__HOW TO COMPLETE THIS TASK__.
The answer must consist of every line in the data that contains "include".

__DATA SUPPLIED__.
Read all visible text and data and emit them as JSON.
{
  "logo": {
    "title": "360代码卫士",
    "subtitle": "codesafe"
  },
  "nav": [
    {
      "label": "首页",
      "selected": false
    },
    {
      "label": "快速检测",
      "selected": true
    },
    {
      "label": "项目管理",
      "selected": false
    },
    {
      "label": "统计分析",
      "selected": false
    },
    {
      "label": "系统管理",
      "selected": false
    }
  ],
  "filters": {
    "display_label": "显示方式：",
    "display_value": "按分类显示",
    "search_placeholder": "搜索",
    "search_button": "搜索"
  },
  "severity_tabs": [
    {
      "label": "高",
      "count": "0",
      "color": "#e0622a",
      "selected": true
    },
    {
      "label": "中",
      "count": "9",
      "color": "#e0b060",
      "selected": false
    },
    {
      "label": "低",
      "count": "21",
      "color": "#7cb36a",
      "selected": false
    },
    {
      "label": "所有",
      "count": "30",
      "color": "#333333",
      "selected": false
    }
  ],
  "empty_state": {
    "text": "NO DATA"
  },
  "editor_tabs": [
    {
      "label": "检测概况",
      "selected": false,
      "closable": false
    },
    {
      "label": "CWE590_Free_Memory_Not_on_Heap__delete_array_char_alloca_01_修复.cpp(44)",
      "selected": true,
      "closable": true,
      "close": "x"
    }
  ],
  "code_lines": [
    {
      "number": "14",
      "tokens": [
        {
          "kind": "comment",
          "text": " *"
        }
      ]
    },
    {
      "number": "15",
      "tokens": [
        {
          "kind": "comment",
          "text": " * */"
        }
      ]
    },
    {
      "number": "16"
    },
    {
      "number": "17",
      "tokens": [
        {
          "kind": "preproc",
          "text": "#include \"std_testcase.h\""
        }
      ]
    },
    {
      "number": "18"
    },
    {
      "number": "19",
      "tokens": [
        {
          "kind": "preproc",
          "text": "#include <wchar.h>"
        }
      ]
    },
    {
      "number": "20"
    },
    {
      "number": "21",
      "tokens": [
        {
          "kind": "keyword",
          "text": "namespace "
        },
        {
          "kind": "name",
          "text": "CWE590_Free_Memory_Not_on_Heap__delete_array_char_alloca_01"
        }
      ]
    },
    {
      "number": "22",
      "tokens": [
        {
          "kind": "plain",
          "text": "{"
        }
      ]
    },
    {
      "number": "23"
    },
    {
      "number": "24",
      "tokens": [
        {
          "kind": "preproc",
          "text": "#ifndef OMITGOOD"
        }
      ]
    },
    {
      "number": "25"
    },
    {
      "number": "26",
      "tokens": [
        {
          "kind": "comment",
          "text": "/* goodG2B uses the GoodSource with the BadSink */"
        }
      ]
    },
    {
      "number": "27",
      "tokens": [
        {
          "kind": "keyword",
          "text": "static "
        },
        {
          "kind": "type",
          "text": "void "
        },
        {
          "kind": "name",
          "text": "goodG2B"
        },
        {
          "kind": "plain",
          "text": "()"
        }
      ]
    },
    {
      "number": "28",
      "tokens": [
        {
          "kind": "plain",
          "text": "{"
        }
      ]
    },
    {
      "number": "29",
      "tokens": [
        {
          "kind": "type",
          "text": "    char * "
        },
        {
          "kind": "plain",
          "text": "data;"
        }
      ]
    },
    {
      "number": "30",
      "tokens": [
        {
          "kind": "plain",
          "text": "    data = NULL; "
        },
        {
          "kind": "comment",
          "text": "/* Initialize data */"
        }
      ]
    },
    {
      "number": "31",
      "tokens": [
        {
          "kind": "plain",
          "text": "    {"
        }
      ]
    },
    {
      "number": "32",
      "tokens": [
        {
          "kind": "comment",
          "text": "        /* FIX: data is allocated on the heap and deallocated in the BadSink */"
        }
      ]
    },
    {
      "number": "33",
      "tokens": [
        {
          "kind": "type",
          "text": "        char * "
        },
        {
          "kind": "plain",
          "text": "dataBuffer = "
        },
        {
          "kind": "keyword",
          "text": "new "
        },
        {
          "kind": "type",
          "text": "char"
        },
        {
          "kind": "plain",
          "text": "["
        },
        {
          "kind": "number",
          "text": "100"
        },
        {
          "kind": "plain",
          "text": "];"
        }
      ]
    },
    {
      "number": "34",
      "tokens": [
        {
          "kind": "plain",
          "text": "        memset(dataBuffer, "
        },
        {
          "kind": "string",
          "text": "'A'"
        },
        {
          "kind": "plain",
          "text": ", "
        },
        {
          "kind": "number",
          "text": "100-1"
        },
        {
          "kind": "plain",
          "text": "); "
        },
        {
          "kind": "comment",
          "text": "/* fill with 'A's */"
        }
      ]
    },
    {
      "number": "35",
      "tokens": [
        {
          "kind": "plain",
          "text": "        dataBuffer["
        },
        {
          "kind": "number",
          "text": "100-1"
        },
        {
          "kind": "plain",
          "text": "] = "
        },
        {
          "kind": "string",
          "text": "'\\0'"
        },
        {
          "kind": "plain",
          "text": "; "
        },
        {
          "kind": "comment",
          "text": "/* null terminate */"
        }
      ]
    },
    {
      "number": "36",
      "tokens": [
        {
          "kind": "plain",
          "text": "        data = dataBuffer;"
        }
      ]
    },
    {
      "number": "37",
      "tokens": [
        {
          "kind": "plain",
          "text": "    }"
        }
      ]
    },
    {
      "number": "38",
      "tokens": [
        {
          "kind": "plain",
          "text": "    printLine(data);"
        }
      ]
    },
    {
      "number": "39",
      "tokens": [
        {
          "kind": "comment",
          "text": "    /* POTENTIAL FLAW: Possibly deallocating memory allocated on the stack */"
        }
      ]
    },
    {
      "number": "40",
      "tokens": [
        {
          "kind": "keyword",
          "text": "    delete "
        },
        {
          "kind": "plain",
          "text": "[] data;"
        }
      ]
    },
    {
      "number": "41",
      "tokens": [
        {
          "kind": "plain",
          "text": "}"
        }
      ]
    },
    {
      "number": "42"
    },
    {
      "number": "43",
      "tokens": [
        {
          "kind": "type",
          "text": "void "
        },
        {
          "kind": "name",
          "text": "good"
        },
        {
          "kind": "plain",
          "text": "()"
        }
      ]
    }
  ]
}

__RESPONSE BOX__.
          "text": "#include \"std_testcase.h\""
          "text": "#include <wchar.h>"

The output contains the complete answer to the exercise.